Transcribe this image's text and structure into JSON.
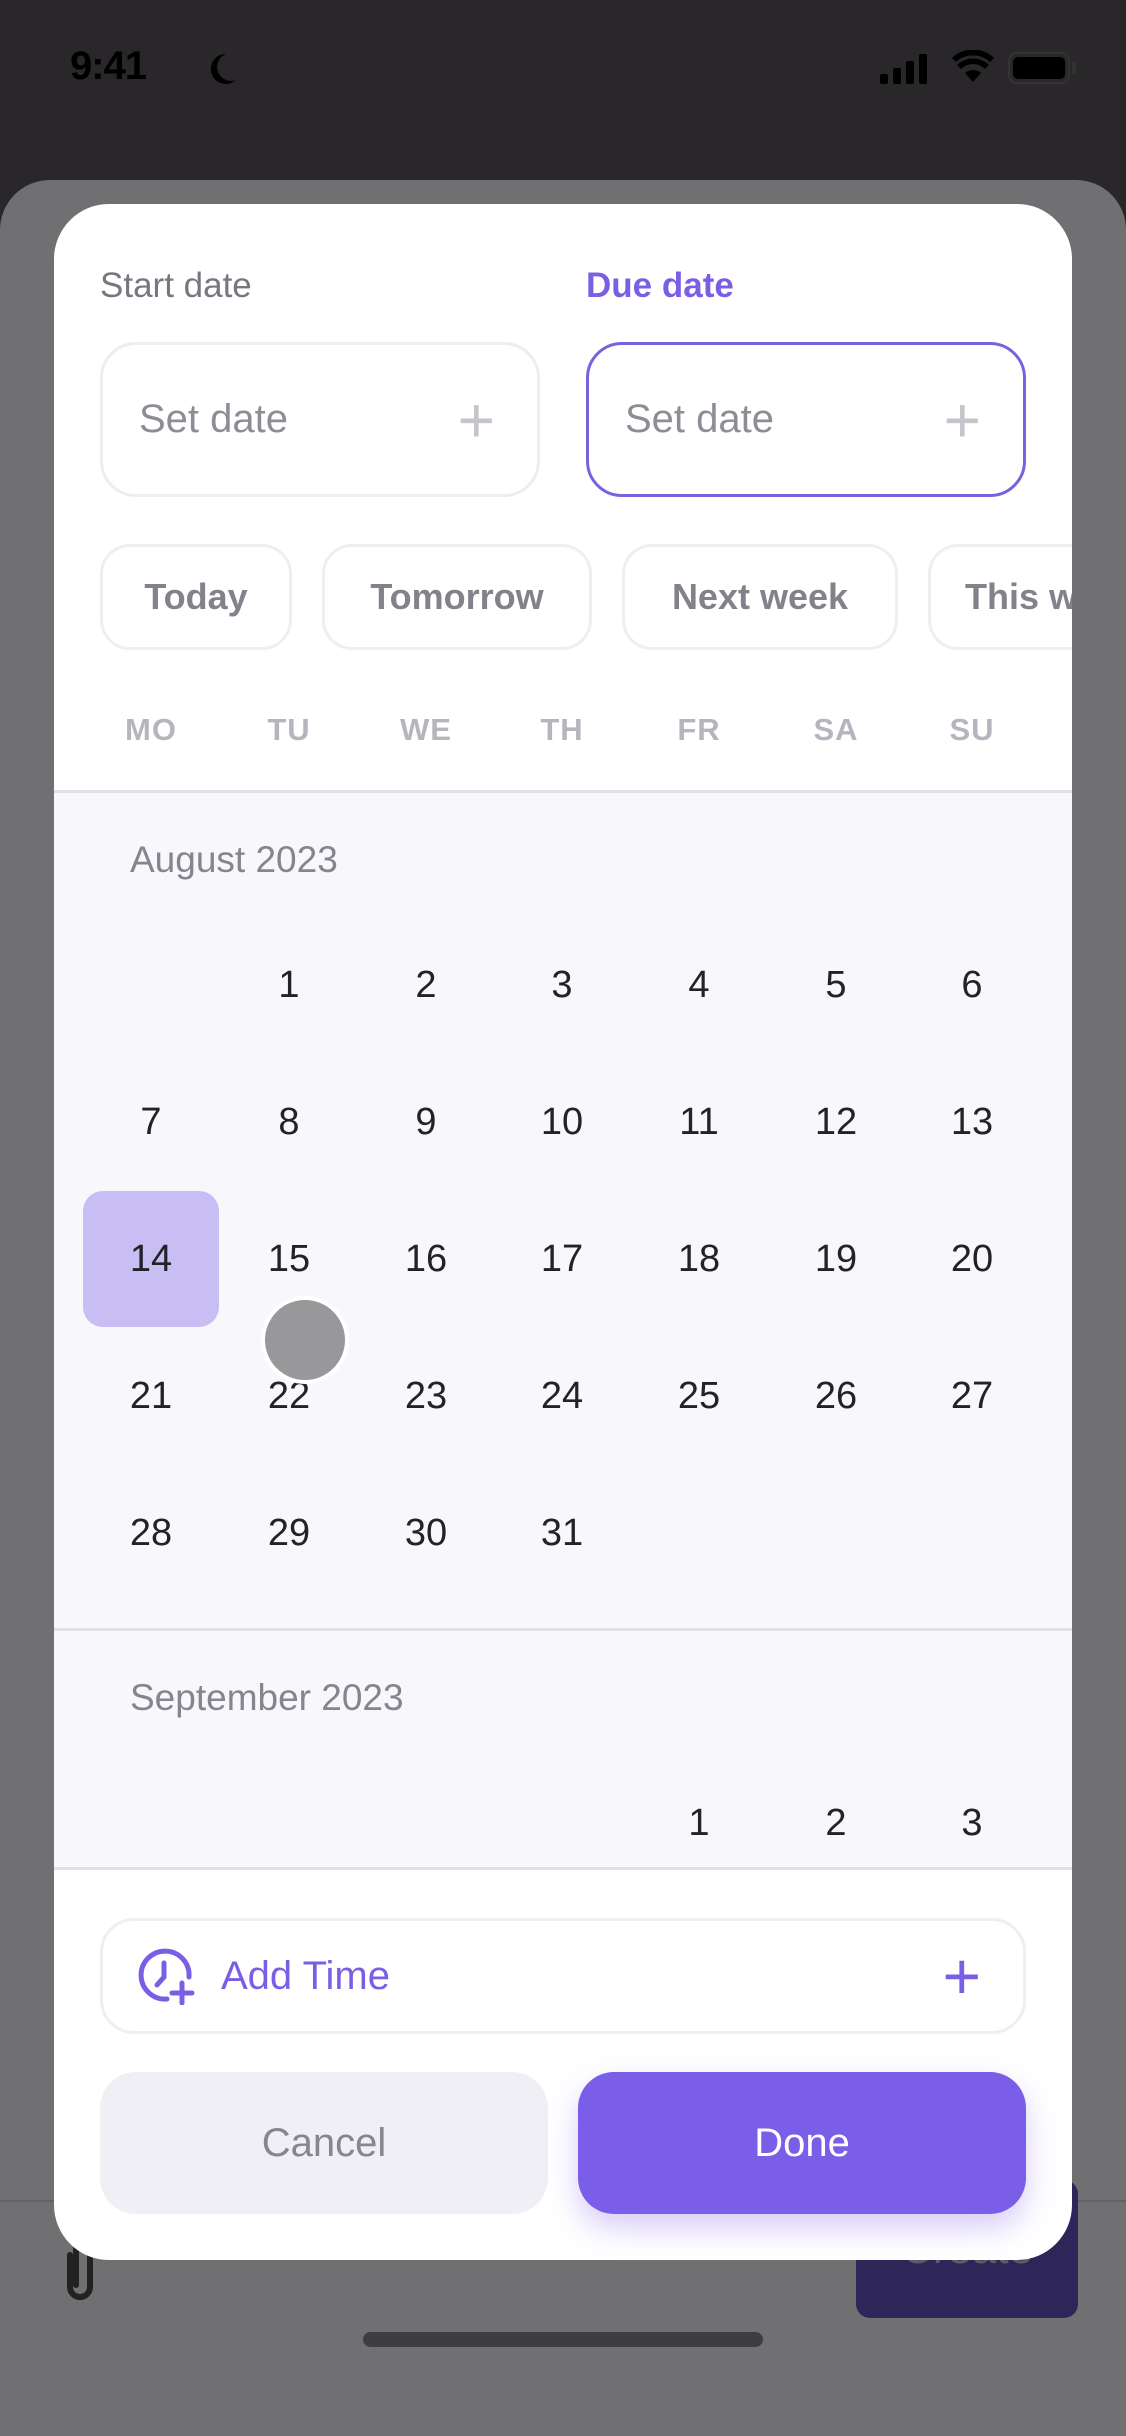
{
  "status": {
    "time": "9:41"
  },
  "background": {
    "create_label": "Create"
  },
  "picker": {
    "start_label": "Start date",
    "due_label": "Due date",
    "start_placeholder": "Set date",
    "due_placeholder": "Set date",
    "chips": [
      "Today",
      "Tomorrow",
      "Next week",
      "This week"
    ],
    "weekdays": [
      "MO",
      "TU",
      "WE",
      "TH",
      "FR",
      "SA",
      "SU"
    ],
    "months": [
      {
        "title": "August 2023",
        "first_weekday_index": 1,
        "days": 31
      },
      {
        "title": "September 2023",
        "first_weekday_index": 4,
        "days": 3
      }
    ],
    "selected_day": 14,
    "add_time_label": "Add Time",
    "cancel_label": "Cancel",
    "done_label": "Done",
    "accent": "#7b5ee8",
    "selected_color": "#c8bef4"
  }
}
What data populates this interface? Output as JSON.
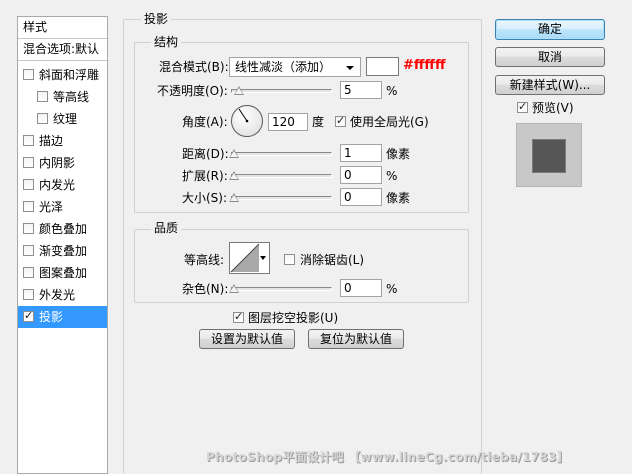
{
  "sidebar": {
    "header": "样式",
    "blend_options": "混合选项:默认",
    "items": [
      {
        "label": "斜面和浮雕",
        "checked": false
      },
      {
        "label": "等高线",
        "checked": false
      },
      {
        "label": "纹理",
        "checked": false
      },
      {
        "label": "描边",
        "checked": false
      },
      {
        "label": "内阴影",
        "checked": false
      },
      {
        "label": "内发光",
        "checked": false
      },
      {
        "label": "光泽",
        "checked": false
      },
      {
        "label": "颜色叠加",
        "checked": false
      },
      {
        "label": "渐变叠加",
        "checked": false
      },
      {
        "label": "图案叠加",
        "checked": false
      },
      {
        "label": "外发光",
        "checked": false
      },
      {
        "label": "投影",
        "checked": true
      }
    ]
  },
  "shadow": {
    "title": "投影",
    "structure": {
      "title": "结构",
      "blend_mode_label": "混合模式(B):",
      "blend_mode_value": "线性减淡（添加）",
      "color_hex_label": "#ffffff",
      "swatch_color": "#ffffff",
      "opacity_label": "不透明度(O):",
      "opacity_value": "5",
      "opacity_unit": "%",
      "angle_label": "角度(A):",
      "angle_value": "120",
      "angle_unit": "度",
      "global_light_label": "使用全局光(G)",
      "global_light_checked": true,
      "distance_label": "距离(D):",
      "distance_value": "1",
      "distance_unit": "像素",
      "spread_label": "扩展(R):",
      "spread_value": "0",
      "spread_unit": "%",
      "size_label": "大小(S):",
      "size_value": "0",
      "size_unit": "像素"
    },
    "quality": {
      "title": "品质",
      "contour_label": "等高线:",
      "anti_alias_label": "消除锯齿(L)",
      "anti_alias_checked": false,
      "noise_label": "杂色(N):",
      "noise_value": "0",
      "noise_unit": "%"
    },
    "knockout_label": "图层挖空投影(U)",
    "knockout_checked": true,
    "make_default": "设置为默认值",
    "reset_default": "复位为默认值"
  },
  "actions": {
    "ok": "确定",
    "cancel": "取消",
    "new_style": "新建样式(W)...",
    "preview_label": "预览(V)",
    "preview_checked": true
  },
  "watermark": "PhotoShop平面设计吧 【www.lineCg.com/tieba/1783】",
  "accent_color": "#3399ff",
  "hex_text_color": "#ff0000"
}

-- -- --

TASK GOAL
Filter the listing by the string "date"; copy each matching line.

YOUR SOLUTION
    "start_label": "Start date",
    "due_label": "Due date",
    "start_placeholder": "Set date",
    "due_placeholder": "Set date",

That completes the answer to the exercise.